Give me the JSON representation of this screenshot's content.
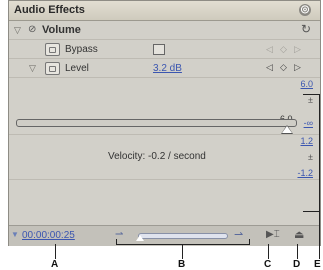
{
  "panel": {
    "title": "Audio Effects",
    "menu_icon": "◎"
  },
  "effect": {
    "name": "Volume",
    "bypass_label": "Bypass",
    "level_label": "Level",
    "level_value": "3.2 dB"
  },
  "level_graph": {
    "slider_min": "-∞",
    "slider_max": "6.0",
    "top_scale": "6.0",
    "mid_scale": "±",
    "bottom_scale": "-∞"
  },
  "velocity_graph": {
    "label": "Velocity: -0.2 / second",
    "top_scale": "1.2",
    "mid_scale": "±",
    "bottom_scale": "-1.2"
  },
  "bottom": {
    "timecode": "00:00:00:25"
  },
  "callouts": [
    "A",
    "B",
    "C",
    "D",
    "E"
  ]
}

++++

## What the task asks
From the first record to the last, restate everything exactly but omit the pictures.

## Answer to this exercise
Give me the JSON representation of this screenshot's content.
{
  "panel": {
    "title": "Audio Effects",
    "menu_icon": "◎"
  },
  "effect": {
    "name": "Volume",
    "bypass_label": "Bypass",
    "level_label": "Level",
    "level_value": "3.2 dB"
  },
  "level_graph": {
    "slider_min": "-∞",
    "slider_max": "6.0",
    "top_scale": "6.0",
    "mid_scale": "±",
    "bottom_scale": "-∞"
  },
  "velocity_graph": {
    "label": "Velocity: -0.2 / second",
    "top_scale": "1.2",
    "mid_scale": "±",
    "bottom_scale": "-1.2"
  },
  "bottom": {
    "timecode": "00:00:00:25"
  },
  "callouts": [
    "A",
    "B",
    "C",
    "D",
    "E"
  ]
}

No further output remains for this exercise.